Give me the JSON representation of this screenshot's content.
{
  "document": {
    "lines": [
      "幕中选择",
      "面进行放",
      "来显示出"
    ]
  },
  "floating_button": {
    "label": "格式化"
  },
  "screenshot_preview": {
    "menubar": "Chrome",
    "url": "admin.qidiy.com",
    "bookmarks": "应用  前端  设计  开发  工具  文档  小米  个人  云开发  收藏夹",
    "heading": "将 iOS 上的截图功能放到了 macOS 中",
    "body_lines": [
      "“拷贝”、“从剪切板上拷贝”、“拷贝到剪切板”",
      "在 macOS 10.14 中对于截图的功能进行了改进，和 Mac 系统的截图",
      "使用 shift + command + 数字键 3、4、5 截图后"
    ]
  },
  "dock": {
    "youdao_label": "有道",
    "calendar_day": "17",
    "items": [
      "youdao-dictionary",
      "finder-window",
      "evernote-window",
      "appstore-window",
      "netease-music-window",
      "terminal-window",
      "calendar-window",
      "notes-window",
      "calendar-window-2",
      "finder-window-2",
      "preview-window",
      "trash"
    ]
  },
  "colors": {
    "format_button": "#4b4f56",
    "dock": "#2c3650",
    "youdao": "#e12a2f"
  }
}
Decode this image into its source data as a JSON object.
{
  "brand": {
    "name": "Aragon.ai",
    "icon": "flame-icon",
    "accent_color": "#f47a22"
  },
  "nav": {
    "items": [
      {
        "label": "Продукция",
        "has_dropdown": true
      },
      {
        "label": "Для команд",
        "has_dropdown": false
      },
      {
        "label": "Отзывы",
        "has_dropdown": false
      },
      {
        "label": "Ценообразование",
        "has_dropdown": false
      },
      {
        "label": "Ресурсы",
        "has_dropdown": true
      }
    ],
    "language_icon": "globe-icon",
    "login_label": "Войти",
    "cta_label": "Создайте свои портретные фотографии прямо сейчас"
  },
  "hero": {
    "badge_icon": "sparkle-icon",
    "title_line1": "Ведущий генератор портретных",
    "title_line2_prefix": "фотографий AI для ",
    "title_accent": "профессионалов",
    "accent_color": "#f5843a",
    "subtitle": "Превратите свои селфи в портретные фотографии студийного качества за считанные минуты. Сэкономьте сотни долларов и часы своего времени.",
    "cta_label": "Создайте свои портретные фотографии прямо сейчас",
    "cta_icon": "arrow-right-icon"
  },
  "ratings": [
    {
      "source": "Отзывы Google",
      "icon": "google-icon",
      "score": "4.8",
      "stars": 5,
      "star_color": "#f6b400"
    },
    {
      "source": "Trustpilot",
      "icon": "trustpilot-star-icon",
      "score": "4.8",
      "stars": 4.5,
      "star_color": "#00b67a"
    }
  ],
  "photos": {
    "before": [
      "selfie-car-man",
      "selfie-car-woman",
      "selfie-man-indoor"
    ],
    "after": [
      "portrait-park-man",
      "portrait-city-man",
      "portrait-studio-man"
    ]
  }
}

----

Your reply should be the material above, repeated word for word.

• **Solution**
Give me the JSON representation of this screenshot's content.
{
  "document": {
    "lines": [
      "幕中选择",
      "面进行放",
      "来显示出"
    ]
  },
  "floating_button": {
    "label": "格式化"
  },
  "screenshot_preview": {
    "menubar": "Chrome",
    "url": "admin.qidiy.com",
    "bookmarks": "应用  前端  设计  开发  工具  文档  小米  个人  云开发  收藏夹",
    "heading": "将 iOS 上的截图功能放到了 macOS 中",
    "body_lines": [
      "“拷贝”、“从剪切板上拷贝”、“拷贝到剪切板”",
      "在 macOS 10.14 中对于截图的功能进行了改进，和 Mac 系统的截图",
      "使用 shift + command + 数字键 3、4、5 截图后"
    ]
  },
  "dock": {
    "youdao_label": "有道",
    "calendar_day": "17",
    "items": [
      "youdao-dictionary",
      "finder-window",
      "evernote-window",
      "appstore-window",
      "netease-music-window",
      "terminal-window",
      "calendar-window",
      "notes-window",
      "calendar-window-2",
      "finder-window-2",
      "preview-window",
      "trash"
    ]
  },
  "colors": {
    "format_button": "#4b4f56",
    "dock": "#2c3650",
    "youdao": "#e12a2f"
  }
}
Decode this image into its source data as a JSON object.
{
  "brand": {
    "name": "Aragon.ai",
    "icon": "flame-icon",
    "accent_color": "#f47a22"
  },
  "nav": {
    "items": [
      {
        "label": "Продукция",
        "has_dropdown": true
      },
      {
        "label": "Для команд",
        "has_dropdown": false
      },
      {
        "label": "Отзывы",
        "has_dropdown": false
      },
      {
        "label": "Ценообразование",
        "has_dropdown": false
      },
      {
        "label": "Ресурсы",
        "has_dropdown": true
      }
    ],
    "language_icon": "globe-icon",
    "login_label": "Войти",
    "cta_label": "Создайте свои портретные фотографии прямо сейчас"
  },
  "hero": {
    "badge_icon": "sparkle-icon",
    "title_line1": "Ведущий генератор портретных",
    "title_line2_prefix": "фотографий AI для ",
    "title_accent": "профессионалов",
    "accent_color": "#f5843a",
    "subtitle": "Превратите свои селфи в портретные фотографии студийного качества за считанные минуты. Сэкономьте сотни долларов и часы своего времени.",
    "cta_label": "Создайте свои портретные фотографии прямо сейчас",
    "cta_icon": "arrow-right-icon"
  },
  "ratings": [
    {
      "source": "Отзывы Google",
      "icon": "google-icon",
      "score": "4.8",
      "stars": 5,
      "star_color": "#f6b400"
    },
    {
      "source": "Trustpilot",
      "icon": "trustpilot-star-icon",
      "score": "4.8",
      "stars": 4.5,
      "star_color": "#00b67a"
    }
  ],
  "photos": {
    "before": [
      "selfie-car-man",
      "selfie-car-woman",
      "selfie-man-indoor"
    ],
    "after": [
      "portrait-park-man",
      "portrait-city-man",
      "portrait-studio-man"
    ]
  }
}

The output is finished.